Given records:
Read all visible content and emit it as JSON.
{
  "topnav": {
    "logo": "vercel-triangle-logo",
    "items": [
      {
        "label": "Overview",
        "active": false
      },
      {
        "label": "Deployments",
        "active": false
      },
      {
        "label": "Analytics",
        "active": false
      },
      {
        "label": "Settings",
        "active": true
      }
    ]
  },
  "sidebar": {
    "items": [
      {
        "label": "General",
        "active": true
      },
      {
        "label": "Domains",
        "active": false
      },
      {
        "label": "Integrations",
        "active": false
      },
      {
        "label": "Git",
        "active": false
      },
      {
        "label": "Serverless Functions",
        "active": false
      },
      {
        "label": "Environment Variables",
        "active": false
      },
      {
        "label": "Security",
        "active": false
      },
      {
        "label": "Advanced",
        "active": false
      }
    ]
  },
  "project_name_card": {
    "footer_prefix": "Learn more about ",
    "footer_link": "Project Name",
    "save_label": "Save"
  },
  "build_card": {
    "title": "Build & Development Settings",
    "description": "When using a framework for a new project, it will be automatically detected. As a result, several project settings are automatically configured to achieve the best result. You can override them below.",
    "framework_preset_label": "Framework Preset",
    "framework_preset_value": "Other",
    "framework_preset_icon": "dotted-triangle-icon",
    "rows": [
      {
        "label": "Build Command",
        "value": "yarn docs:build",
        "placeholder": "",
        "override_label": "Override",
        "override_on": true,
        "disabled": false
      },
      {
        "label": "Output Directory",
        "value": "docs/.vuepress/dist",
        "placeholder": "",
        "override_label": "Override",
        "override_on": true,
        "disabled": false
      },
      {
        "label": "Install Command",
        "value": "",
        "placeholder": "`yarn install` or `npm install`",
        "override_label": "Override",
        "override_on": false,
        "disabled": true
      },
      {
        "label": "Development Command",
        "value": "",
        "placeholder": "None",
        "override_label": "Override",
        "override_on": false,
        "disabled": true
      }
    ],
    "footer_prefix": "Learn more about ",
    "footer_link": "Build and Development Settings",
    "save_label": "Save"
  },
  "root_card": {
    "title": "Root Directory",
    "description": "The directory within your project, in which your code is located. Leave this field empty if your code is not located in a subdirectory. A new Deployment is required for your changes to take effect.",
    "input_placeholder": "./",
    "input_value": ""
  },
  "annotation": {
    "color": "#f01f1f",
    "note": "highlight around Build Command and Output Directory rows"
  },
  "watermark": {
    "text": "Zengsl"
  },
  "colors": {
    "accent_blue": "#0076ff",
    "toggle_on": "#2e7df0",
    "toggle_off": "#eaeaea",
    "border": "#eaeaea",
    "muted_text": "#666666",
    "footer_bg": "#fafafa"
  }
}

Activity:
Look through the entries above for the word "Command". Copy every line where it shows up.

Solution to this problem:
        "label": "Build Command",
        "label": "Install Command",
        "label": "Development Command",
    "note": "highlight around Build Command and Output Directory rows"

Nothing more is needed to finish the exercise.